The World Health Organisation (WHO) has spoken in superlative terms about the accelerated action of Africa to end Tuberculosis in the Region.
The United Nations Agency said the Region has made some remarkable strides towards the eradication of the preventable disease.
The WHO Regional Director for Africa, Matshdiso Moeti, made the commendation in her message to mark this year’s World TB Day with the theme, “Yes, we can end TB,” highlighting the need to ensure equitable access to prevention and care, in line with our drive towards Universal Health Coverage and the Sustainable Development Goals.
“In 2021, with a clear roadmap, the WHO in the African Region showed that it is possible to reach – and even surpass –the first milestone of the End TB Strategy (20% reduction by 2020), with a decline rate of 22% in new infections since 2015.

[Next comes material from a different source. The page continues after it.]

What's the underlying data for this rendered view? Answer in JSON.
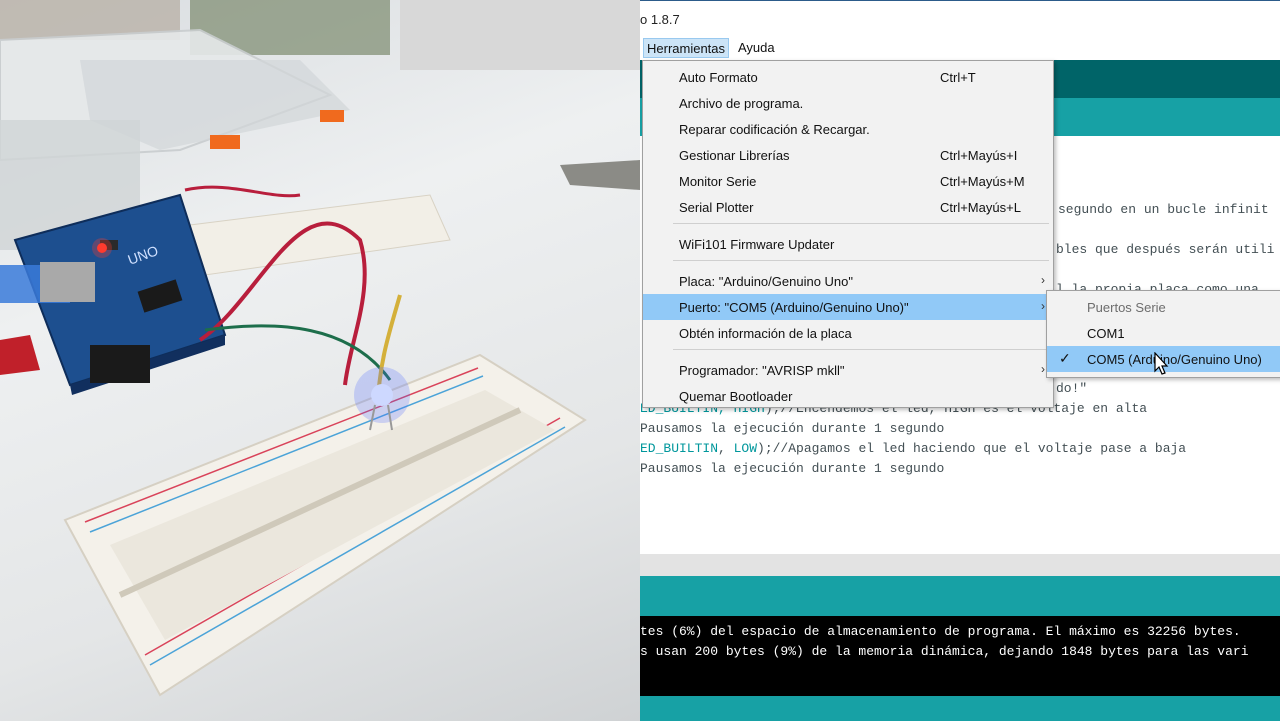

“Through our technical support, leading advocacy, and effective partnerships, enormous progress has been made over the past decade, especially in the East and Southern African Regions. High-burden countries, like Ethiopia, Kenya, Lesotho, Namibia, South Africa, Tanzania, and Zambia have surpassed or reached the 20% target of reducing new TB cases.”
While she waxed lyrical about the improved public awareness which has accounted for a 26% reduction in TB deaths between 2015 and 2021, she, however, conceded that across the region, the challenges in TB prevention and control are significant.

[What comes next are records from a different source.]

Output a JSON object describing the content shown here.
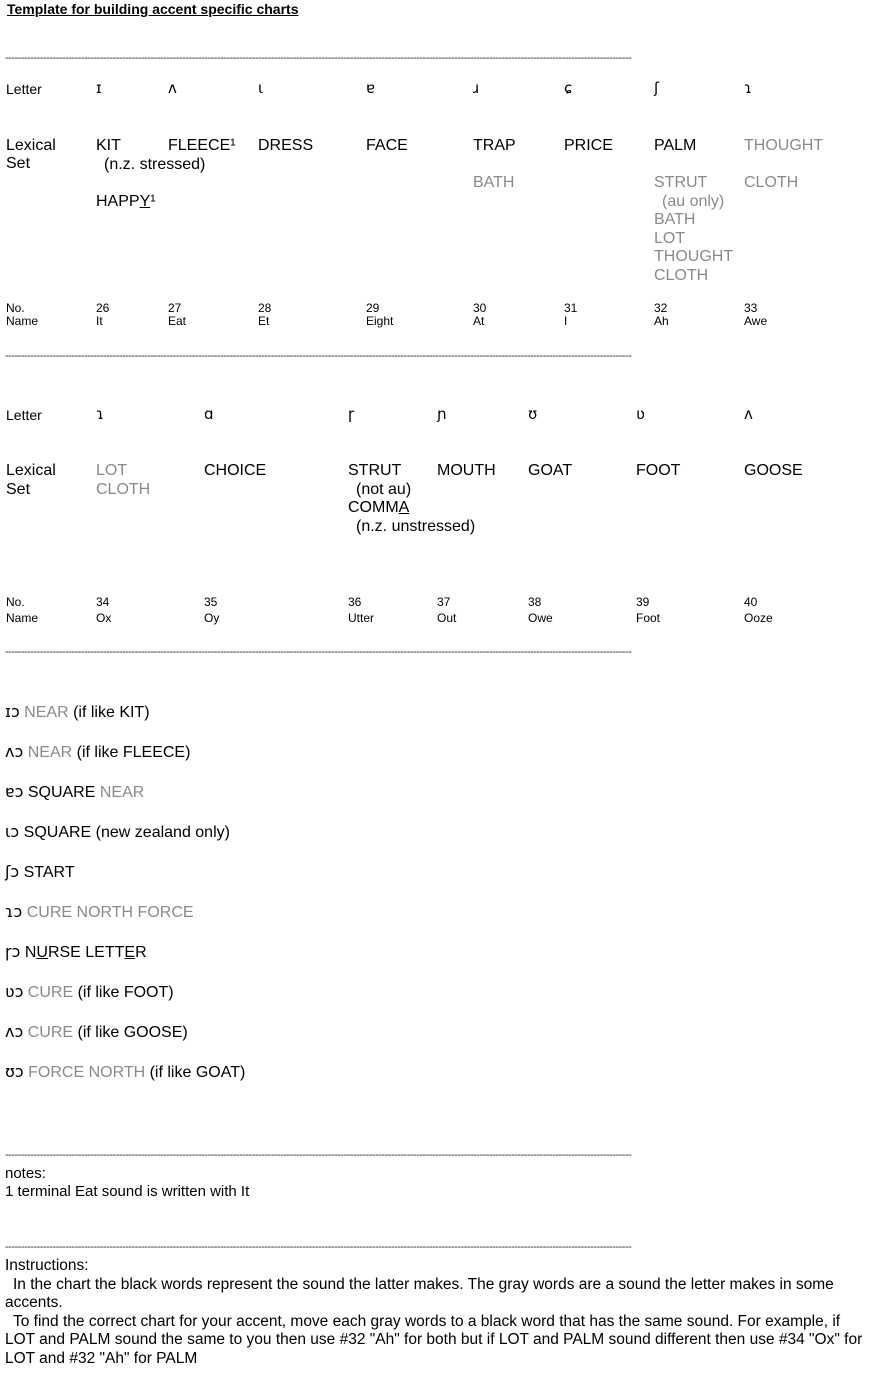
{
  "title": "Template for building accent specific charts",
  "dashes": "------------------------------------------------------------------------------------------------------------------------------------------------------------------------------------------------------",
  "labels": {
    "letter": "Letter",
    "lexical": "Lexical",
    "set": "Set",
    "no": "No.",
    "name": "Name"
  },
  "table1": {
    "letters": [
      "ɪ",
      "ʌ",
      "ɩ",
      "ɐ",
      "ɹ",
      "ɕ",
      "ʃ",
      "ɿ"
    ],
    "lexical": [
      [
        {
          "t": "KIT",
          "g": false
        },
        {
          "t": "(n.z. stressed)",
          "g": false,
          "sub": true
        },
        {
          "t": "",
          "g": false
        },
        {
          "t": "HAPPY¹",
          "g": false,
          "ul": "Y"
        }
      ],
      [
        {
          "t": "FLEECE¹",
          "g": false
        }
      ],
      [
        {
          "t": "DRESS",
          "g": false
        }
      ],
      [
        {
          "t": "FACE",
          "g": false
        }
      ],
      [
        {
          "t": "TRAP",
          "g": false
        },
        {
          "t": "",
          "g": false
        },
        {
          "t": "BATH",
          "g": true
        }
      ],
      [
        {
          "t": "PRICE",
          "g": false
        }
      ],
      [
        {
          "t": "PALM",
          "g": false
        },
        {
          "t": "",
          "g": false
        },
        {
          "t": "STRUT",
          "g": true
        },
        {
          "t": "(au only)",
          "g": true,
          "sub": true
        },
        {
          "t": "BATH",
          "g": true
        },
        {
          "t": "LOT",
          "g": true
        },
        {
          "t": "THOUGHT",
          "g": true
        },
        {
          "t": "CLOTH",
          "g": true
        }
      ],
      [
        {
          "t": "THOUGHT",
          "g": true
        },
        {
          "t": "",
          "g": false
        },
        {
          "t": "CLOTH",
          "g": true
        }
      ]
    ],
    "numbers": [
      "26",
      "27",
      "28",
      "29",
      "30",
      "31",
      "32",
      "33"
    ],
    "names": [
      "It",
      "Eat",
      "Et",
      "Eight",
      "At",
      "I",
      "Ah",
      "Awe"
    ]
  },
  "table2": {
    "letters": [
      "ɿ",
      "ɑ",
      "ɼ",
      "ɲ",
      "ʊ",
      "ʋ",
      "ʌ"
    ],
    "lexical": [
      [
        {
          "t": "LOT",
          "g": true
        },
        {
          "t": "CLOTH",
          "g": true
        }
      ],
      [
        {
          "t": "CHOICE",
          "g": false
        }
      ],
      [
        {
          "t": "STRUT",
          "g": false
        },
        {
          "t": "(not au)",
          "g": false,
          "sub": true
        },
        {
          "t": "COMMA",
          "g": false,
          "ul": "A"
        },
        {
          "t": "(n.z. unstressed)",
          "g": false,
          "sub": true
        }
      ],
      [
        {
          "t": "MOUTH",
          "g": false
        }
      ],
      [
        {
          "t": "GOAT",
          "g": false
        }
      ],
      [
        {
          "t": "FOOT",
          "g": false
        }
      ],
      [
        {
          "t": "GOOSE",
          "g": false
        }
      ]
    ],
    "numbers": [
      "34",
      "35",
      "36",
      "37",
      "38",
      "39",
      "40"
    ],
    "names": [
      "Ox",
      "Oy",
      "Utter",
      "Out",
      "Owe",
      "Foot",
      "Ooze"
    ]
  },
  "rhotic": [
    [
      {
        "t": "ɪɔ",
        "k": "glyph"
      },
      {
        "t": " NEAR",
        "k": "gray"
      },
      {
        "t": "  (if like KIT)",
        "k": "black"
      }
    ],
    [
      {
        "t": "ʌɔ",
        "k": "glyph"
      },
      {
        "t": " NEAR",
        "k": "gray"
      },
      {
        "t": "  (if like FLEECE)",
        "k": "black"
      }
    ],
    [
      {
        "t": "ɐɔ",
        "k": "glyph"
      },
      {
        "t": " SQUARE",
        "k": "black"
      },
      {
        "t": " NEAR",
        "k": "gray"
      }
    ],
    [
      {
        "t": "ɩɔ",
        "k": "glyph"
      },
      {
        "t": " SQUARE",
        "k": "black"
      },
      {
        "t": " (new zealand only)",
        "k": "black"
      }
    ],
    [
      {
        "t": "ʃɔ",
        "k": "glyph"
      },
      {
        "t": " START",
        "k": "black"
      }
    ],
    [
      {
        "t": "ɿɔ",
        "k": "glyph"
      },
      {
        "t": "  CURE",
        "k": "gray"
      },
      {
        "t": " NORTH",
        "k": "gray"
      },
      {
        "t": "  FORCE",
        "k": "gray"
      }
    ],
    [
      {
        "t": "ɼɔ",
        "k": "glyph"
      },
      {
        "t": " N",
        "k": "black"
      },
      {
        "t": "U",
        "k": "ul"
      },
      {
        "t": "RSE LETT",
        "k": "black"
      },
      {
        "t": "E",
        "k": "ul"
      },
      {
        "t": "R",
        "k": "black"
      }
    ],
    [
      {
        "t": "ʋɔ",
        "k": "glyph"
      },
      {
        "t": "  CURE",
        "k": "gray"
      },
      {
        "t": "  (if like FOOT)",
        "k": "black"
      }
    ],
    [
      {
        "t": "ʌɔ",
        "k": "glyph"
      },
      {
        "t": "  CURE",
        "k": "gray"
      },
      {
        "t": "  (if like GOOSE)",
        "k": "black"
      }
    ],
    [
      {
        "t": "ʊɔ",
        "k": "glyph"
      },
      {
        "t": "  FORCE  NORTH",
        "k": "gray"
      },
      {
        "t": " (if like GOAT)",
        "k": "black"
      }
    ]
  ],
  "notes": {
    "heading": "notes:",
    "line1": "1 terminal Eat sound is written with It"
  },
  "instructions": {
    "heading": "Instructions:",
    "p1": "In the chart the black words represent the sound the latter makes. The gray words are a sound the letter makes in some accents.",
    "p2": "To find the correct chart for your accent, move each gray words to a black word that has the same sound. For example, if LOT and PALM sound the same to you then use #32 \"Ah\" for both but if LOT and PALM sound different then use #34 \"Ox\" for LOT and #32 \"Ah\" for PALM"
  }
}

“The WHO in the African Region is now on the threshold of reaching a 35% TB death reduction: there has been a 26% reduction in TB deaths between 2015 and 2021. Seven countries— Eswatini, Kenya, Mozambique, South Soudan, Togo, Uganda, and Zambia—have reached a 35% reduction in deaths since 2015.
“First, the delayed diagnosis and testing. There is still a notable gap between the estimated number of new infections and case notifications of TB: 40% of people living with TB did not know of their diagnosis or it was not reported in 2021. One million people are living with TB in the region and have not been detected.
“Second, the link between TB and HIV. Approximately 20% of people newly diagnosed with TB are also living with HIV infection.
“Third, the multi-drug resistant TB. In the African region, only 26% of all people living with multi-drug resistance are receiving the appropriate treatment,” Moeti regretted.
She expressed delight over the use of rapid diagnostic testing in Africa which has increased from 34% in 2020 to 43% in 2021, and will improve countries’ ability to detect and diagnose new cases of the disease.
She advocated the cooperation of all Stakeholders in ensuring that TB patients can be treated, and their contacts offered preventive medication.
“Nigeria is an example of a country that managed to significantly increase national TB case finding by 50% in 2021 using innovative approaches such as the expansion of the daily observed treatment protocols, use of digital technologies, Community Active Case Finding, and enlisting Public Private Mix initiatives.
“TB requires concerted action by all sectors: from communities and businesses to governments, civil society and others.
“The second UN High-level Meeting on TB in September 2023 will provide a rare opportunity to give global visibility to the disease and mobilize high-level political commitment to end TB,” the WHO Regional Director for Africa revealed.